We did not have access to prescription claims. Although the observed changes in costs in the care of real patients were consistent with what we observed in the care of the USPs, we cannot confirm that they were due to the same desired increases or decreases in prescribing. For instance, although physical therapy claims went up as expected, we cannot confirm that opioid prescribing went down. In one area, cancer prevention, however, the improvements we saw in the care of USPs matched those exhibited in the care of real patients.

Two observations from the claims analysis were unexpected. Claims increased substantially overall between the pre- and post-feedback time periods. The increase may reflect changes in reimbursement policy or shifts in membership over the insurance year; our comparison group helps us control for this. For low back pain, the per-visit claims costs increased more for the study than comparison groups at 9 months, but not 12 months, while the per-patient costs increased more for the study than comparison groups at both periods. This may reflect a decreasing impact of our intervention over time.

Because practices elected to participate in the project, differences seen in the study practices may not represent the effect that would be observed in all practices. The matched (a priori) comparison group and use of common time periods mitigates this limitation, but if the study practices differ substantially from the typical practice, our matching could have led to similarly atypical comparison practices.

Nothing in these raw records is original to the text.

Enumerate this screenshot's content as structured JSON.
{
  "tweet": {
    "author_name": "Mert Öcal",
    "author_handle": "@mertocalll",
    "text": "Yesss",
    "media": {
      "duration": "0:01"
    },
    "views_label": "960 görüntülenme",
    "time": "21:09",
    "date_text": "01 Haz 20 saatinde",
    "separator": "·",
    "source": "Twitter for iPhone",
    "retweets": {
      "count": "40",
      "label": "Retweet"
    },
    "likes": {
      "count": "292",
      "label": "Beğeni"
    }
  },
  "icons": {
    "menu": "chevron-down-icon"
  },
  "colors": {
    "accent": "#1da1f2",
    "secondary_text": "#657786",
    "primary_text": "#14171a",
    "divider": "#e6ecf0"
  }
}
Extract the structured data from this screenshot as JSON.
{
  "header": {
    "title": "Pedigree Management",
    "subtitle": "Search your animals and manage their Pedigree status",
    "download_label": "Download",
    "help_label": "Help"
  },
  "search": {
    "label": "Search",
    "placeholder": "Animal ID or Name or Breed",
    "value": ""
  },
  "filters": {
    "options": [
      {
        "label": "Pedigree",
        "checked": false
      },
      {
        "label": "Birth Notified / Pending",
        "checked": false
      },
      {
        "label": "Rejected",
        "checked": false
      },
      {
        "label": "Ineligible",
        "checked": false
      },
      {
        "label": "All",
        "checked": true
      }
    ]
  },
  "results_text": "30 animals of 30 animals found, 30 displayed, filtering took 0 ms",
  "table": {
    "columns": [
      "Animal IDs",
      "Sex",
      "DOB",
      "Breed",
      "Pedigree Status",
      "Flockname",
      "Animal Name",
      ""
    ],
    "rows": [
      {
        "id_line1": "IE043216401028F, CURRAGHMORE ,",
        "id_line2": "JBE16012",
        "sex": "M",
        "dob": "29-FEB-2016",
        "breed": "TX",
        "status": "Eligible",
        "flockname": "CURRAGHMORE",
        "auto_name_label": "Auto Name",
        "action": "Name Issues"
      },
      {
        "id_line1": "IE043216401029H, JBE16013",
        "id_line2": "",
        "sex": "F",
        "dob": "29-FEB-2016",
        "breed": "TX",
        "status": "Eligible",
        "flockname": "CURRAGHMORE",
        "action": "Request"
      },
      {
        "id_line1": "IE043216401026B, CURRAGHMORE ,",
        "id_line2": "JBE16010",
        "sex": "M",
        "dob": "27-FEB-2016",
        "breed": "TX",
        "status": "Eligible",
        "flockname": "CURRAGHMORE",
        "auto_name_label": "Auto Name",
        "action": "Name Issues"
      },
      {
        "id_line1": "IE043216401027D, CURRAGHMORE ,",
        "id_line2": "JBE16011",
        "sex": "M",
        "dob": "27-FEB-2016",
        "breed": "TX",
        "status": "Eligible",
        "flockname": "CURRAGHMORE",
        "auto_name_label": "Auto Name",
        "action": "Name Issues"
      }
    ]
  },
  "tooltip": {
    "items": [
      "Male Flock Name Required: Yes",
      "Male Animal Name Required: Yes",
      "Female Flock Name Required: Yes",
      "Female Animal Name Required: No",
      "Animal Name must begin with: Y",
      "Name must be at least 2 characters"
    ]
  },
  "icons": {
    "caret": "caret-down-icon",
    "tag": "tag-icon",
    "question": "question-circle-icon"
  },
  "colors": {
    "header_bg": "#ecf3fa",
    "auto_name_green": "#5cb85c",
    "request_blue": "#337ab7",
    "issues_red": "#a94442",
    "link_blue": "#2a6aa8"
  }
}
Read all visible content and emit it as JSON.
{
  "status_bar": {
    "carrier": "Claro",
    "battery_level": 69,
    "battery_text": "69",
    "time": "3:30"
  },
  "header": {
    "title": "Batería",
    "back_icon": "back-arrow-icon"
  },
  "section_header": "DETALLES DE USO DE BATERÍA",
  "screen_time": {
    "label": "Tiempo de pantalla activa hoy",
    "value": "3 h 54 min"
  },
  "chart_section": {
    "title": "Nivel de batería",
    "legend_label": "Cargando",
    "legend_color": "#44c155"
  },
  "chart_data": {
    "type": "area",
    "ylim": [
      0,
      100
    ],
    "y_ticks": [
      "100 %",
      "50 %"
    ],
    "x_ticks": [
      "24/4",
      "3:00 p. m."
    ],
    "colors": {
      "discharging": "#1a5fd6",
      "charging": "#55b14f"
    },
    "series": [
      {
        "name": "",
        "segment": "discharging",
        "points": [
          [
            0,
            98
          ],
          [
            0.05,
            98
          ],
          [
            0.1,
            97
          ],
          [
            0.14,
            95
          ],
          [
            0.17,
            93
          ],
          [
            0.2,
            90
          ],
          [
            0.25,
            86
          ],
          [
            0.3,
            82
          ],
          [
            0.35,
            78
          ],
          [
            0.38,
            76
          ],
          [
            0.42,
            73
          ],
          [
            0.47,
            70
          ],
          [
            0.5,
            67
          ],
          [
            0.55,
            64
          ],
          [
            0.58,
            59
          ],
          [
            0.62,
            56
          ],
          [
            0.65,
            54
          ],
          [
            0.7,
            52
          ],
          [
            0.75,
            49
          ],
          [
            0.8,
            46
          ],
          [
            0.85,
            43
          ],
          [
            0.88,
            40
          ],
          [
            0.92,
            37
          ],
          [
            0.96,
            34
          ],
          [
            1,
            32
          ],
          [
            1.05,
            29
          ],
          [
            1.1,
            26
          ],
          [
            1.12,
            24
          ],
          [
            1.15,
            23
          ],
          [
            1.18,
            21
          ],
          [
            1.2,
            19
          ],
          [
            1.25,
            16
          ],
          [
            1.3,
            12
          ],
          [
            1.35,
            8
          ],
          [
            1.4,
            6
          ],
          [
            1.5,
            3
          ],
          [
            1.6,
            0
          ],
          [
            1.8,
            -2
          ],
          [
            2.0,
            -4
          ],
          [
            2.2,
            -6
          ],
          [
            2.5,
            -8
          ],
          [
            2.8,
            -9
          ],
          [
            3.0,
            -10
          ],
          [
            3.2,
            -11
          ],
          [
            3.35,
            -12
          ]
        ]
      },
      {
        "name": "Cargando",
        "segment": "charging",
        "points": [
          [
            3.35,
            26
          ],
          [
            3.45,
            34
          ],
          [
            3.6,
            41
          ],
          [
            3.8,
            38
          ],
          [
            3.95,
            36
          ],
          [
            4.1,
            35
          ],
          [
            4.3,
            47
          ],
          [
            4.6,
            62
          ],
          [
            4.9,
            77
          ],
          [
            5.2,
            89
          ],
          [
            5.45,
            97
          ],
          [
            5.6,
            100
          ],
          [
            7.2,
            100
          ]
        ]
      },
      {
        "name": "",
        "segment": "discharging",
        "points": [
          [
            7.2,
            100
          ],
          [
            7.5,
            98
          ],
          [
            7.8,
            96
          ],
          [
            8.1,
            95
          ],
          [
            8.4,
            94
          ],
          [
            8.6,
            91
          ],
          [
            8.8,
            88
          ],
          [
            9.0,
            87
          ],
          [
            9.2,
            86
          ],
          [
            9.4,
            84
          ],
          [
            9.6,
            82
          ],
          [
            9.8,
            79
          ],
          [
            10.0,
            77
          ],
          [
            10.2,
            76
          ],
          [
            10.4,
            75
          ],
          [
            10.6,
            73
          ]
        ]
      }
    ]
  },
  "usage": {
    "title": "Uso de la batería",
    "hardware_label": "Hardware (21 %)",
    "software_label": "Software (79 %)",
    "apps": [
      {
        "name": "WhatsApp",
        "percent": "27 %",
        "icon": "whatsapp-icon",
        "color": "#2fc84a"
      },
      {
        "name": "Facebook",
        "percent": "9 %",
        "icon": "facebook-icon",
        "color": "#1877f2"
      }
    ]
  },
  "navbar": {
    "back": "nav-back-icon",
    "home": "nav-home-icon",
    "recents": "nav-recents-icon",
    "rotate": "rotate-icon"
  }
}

USPs provide a penetrating assessment of clinician performance because they assess actual clinician behaviors rather than what is recorded in the medical record. They enable highly personalized feedback that providers can utilize to improve their care and potentially enhance value-based care. In our project, the marginal cost of an additional two USP visits to a provider (not including overhead) with feedback and coaching was approximately $700, a fraction of the potential cost savings associated with improved patient care for conditions where higher quality reduces office-based care (e.g., diabetes medication adherence). For conditions where improving quality increases short-term costs (e.g., preventive care), payers with sufficiently long-term horizons may realize cost savings from future improved health. In short, direct observation of care identifies deficits in practice and documentation, and can improve both, sometimes with predictable concomitant cost savings.